Both the Federal Reserve and OECD have published significant revisions in the past week, which are expected to have positive spillover effects on the US trading partners like Europe and Canada. The main triggers have been the $1.9trn fiscal stimulus package and the successful rollout of vaccines in the country. However, looking at the global demand picture, it’s still very uneven. Europe, which only started to reopen its economies a few weeks ago, is again talking of lockdowns. As long as we don’t have the virus fully under control, at least in the major economies, we will continue to have uncertainty on demand, supply and prices.
We are also seeing a dichotomy developing on expectations for inflation, compared to what we had last year. The Fed is saying we might see a rise in inflation this year which is expected to go back to normal in 2022, while other voices are expressing longer term concerns. The same goes for oil prices. We are seeing divisions between traders and stronger voices arguing that we are heading towards $100 and into a commodities super cycle. Meanwhile, international agencies, like the IEA, view the market as comfortably balanced for the next few years.
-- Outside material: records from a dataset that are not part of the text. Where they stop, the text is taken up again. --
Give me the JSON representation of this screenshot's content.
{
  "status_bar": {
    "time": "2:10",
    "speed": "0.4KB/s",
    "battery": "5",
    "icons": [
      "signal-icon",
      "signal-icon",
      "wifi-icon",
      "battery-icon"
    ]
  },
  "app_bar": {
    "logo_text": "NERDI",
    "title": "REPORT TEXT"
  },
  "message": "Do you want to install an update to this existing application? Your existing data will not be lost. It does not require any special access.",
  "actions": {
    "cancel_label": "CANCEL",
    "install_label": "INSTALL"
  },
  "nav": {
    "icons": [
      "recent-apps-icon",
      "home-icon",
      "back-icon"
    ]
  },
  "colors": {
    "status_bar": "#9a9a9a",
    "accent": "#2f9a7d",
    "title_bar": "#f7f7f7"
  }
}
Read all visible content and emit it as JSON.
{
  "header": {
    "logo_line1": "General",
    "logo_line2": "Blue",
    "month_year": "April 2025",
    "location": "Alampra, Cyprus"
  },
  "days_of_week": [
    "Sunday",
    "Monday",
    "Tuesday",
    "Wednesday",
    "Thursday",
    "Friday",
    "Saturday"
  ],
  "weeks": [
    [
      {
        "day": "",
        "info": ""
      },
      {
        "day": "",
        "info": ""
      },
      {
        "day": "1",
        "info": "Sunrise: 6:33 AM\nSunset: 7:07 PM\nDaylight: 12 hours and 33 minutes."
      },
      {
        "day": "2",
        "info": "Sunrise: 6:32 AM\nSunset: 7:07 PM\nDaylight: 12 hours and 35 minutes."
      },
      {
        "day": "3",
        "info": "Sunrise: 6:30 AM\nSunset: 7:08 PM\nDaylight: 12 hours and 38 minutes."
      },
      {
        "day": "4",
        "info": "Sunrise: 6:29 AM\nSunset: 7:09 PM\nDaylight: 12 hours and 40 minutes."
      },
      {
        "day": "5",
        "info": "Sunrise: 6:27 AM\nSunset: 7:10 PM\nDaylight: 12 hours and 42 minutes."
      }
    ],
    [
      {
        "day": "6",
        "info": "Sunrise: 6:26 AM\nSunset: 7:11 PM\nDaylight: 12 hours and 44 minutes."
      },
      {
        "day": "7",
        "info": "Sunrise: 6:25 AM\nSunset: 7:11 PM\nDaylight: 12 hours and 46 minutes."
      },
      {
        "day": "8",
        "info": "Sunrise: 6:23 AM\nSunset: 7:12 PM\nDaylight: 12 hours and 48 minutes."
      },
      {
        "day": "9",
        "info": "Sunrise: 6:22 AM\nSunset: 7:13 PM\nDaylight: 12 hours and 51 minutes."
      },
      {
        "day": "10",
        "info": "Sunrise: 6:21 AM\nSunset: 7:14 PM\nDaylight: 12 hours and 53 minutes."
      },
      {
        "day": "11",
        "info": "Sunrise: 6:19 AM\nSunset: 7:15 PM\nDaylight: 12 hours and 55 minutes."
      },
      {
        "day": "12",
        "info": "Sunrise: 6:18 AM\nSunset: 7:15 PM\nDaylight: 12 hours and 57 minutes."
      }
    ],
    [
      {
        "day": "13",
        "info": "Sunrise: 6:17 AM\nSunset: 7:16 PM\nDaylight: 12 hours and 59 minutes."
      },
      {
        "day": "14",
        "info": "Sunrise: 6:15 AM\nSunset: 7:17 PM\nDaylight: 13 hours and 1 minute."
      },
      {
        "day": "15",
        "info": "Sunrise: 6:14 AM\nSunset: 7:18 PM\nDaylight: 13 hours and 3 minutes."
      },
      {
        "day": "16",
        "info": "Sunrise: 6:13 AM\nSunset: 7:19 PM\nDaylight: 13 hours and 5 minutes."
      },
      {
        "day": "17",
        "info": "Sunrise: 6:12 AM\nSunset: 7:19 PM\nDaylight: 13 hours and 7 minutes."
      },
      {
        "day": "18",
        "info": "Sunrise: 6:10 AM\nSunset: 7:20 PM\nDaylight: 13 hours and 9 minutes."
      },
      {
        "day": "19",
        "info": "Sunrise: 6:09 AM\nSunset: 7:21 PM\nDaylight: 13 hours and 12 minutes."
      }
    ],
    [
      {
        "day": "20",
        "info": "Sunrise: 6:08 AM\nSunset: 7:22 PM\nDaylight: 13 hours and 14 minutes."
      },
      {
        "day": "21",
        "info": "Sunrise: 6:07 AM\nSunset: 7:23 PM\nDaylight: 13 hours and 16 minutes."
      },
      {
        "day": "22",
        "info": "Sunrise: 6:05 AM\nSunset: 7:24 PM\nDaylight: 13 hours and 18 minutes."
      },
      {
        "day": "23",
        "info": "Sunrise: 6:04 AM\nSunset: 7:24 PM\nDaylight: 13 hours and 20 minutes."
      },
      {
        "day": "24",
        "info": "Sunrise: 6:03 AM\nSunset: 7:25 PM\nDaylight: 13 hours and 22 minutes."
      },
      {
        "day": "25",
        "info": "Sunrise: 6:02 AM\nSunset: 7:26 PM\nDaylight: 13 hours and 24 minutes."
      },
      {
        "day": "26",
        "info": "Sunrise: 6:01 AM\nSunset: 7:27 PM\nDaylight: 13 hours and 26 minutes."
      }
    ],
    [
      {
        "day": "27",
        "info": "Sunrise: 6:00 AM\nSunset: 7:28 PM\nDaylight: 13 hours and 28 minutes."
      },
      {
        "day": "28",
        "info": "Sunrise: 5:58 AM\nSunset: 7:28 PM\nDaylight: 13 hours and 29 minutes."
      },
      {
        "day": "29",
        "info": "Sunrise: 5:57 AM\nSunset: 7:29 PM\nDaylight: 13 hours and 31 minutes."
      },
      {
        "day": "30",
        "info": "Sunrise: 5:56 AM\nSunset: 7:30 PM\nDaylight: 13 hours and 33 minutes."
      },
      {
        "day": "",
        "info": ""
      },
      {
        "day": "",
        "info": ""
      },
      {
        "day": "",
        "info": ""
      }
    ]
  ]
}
“New Opportunities 2021: Some optimism for oil markets“, Dr Carole Nakhle, Feb 2021
“Global Economy and Energy Markets Weekly Commentary – 14th Mar ‘21“, Christof Rühl, Mar 2021
“Oil markets and volatility in prices“, Dr Carole Nakhle, Mar 2021